A psychotic redneck runs a dilapidated hotel in the backwater swamps of Louisiana, killing people who upset him or his business and feeding them to his giant pet crocodile that he keeps locked up in the swamp.
Tobe Hooper’s follow up to The Texas Chain Saw Massacreis this? Boy, the dude really fell from grace quickly didn’t he? Shot in the same grainy, low budget style that made The Texas Chain Saw Massacresuch a grim classic, Death Trapcomes off as wanting to be a Leatherface and co. follow up but never really does anything worthwhile to achieve that goal. It’s almost as if Hooper caught lightning in bottle with his previous film and attempts to replicate that success, simply substituting backwoods Texas for rural Louisiana. Whilst Death Trap isn’t a particularly well-made film, there’s no question that it’s got a strangely perverse quality which warrants at least a look.
Death Trap’s main problem is that the narrative is all over the place. The story here doesn’t follow any major plot threads and meanders between the numerous random strangers who end up at the hotel before being offed by crazy Judd for whatever reason. There is the underlying search for the missing hooker from the beginning but most of the characters who visit the hotel aren’t involved in this search so it begs the question of whether it is actually the main plot or not. We never really know what pushes Judd over the edge to kill either so by the time he’s taken care of another stranger, you’re just happy to sit back and believe that the guy is just a total fruitcake. The script really needed some serious work here.
As expected for a low budget film, the crocodile doesn’t look too hot (or an alligator as some characters in the film claim) and has limited movement. But thankfully Hooper realised this and keeps it mainly covered in the swamp, only using it sparingly for a few shots where actors try and free themselves from the jaws of the model monster. No one and nothing is spared from this croc, even a poor dog!

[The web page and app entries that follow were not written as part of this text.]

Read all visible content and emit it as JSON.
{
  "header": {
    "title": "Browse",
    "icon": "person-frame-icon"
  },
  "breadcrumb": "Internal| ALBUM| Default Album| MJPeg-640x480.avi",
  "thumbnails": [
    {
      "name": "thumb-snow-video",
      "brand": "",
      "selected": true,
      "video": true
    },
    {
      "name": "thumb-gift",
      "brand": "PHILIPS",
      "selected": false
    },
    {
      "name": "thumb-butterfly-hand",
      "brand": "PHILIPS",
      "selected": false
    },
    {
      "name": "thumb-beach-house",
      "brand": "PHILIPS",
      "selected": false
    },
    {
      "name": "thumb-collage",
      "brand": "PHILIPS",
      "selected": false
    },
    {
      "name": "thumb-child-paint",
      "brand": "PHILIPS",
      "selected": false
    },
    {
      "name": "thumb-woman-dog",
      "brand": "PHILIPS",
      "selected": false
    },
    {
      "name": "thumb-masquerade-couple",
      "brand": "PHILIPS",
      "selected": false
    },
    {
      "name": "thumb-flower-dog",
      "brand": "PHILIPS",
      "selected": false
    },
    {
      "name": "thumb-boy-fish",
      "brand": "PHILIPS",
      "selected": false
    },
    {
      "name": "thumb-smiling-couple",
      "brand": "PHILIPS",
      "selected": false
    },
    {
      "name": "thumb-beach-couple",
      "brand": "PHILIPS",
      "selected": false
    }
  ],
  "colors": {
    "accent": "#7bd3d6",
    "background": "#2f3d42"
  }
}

But the croc isn’t the main source of violence from the film – that comes from Judd himself who is a dab hand with a scythe. Hooper shoots the death scenes here with gritty realism. Too often in horror films, one blow is enough to kill someone. Here, Hooper strings the death out, causing victims to bleed or gasp for breath as they hit the floor, trying in vain to escape or defend themselves. Death isn’t instant and this is where Hooper earns brownie points. As with The Texas Chain Saw Massacre, you know that the victims here are suffering and going through hell before they eventually die. There’s a reasonably smattering of blood and Hooper even throws in some T&A to try and liven things up. But Death Trap is slow going and excitement is in short supply. The scenes drag out way longer than needed, the exposition takes for too long and there are only a handful of half-decent set pieces which are few and far between.
As for the cast, well it’s a pretty decent bunch of performances given the craziness around them. Neville Brand is great as Judd. I don’t think he had much of a clue where the character should be heading so he went for it and it works though Hooper could have cut back the amount of time he gave to his rambling monologues. Robert Englund, looking very young and pre-Freddy Krueger fame, appears as a horny redneck that uses the hotel as a meeting ground for hookers. Marilyn Burns, fresh from screaming her lungs out in the finale of The Texas Chain Saw Massacre, is also in the film.
Death Trap is far too similar to The Texas Chain Saw Massacre to work, given that it’s not a patch on its predecessor and seems content in trying to replicate its success without knowing why it has become a classic. Death Trap has got a few decent moments but there’s very little to stop the craziness, an incoherent script and lack of solid direction from ripping it up.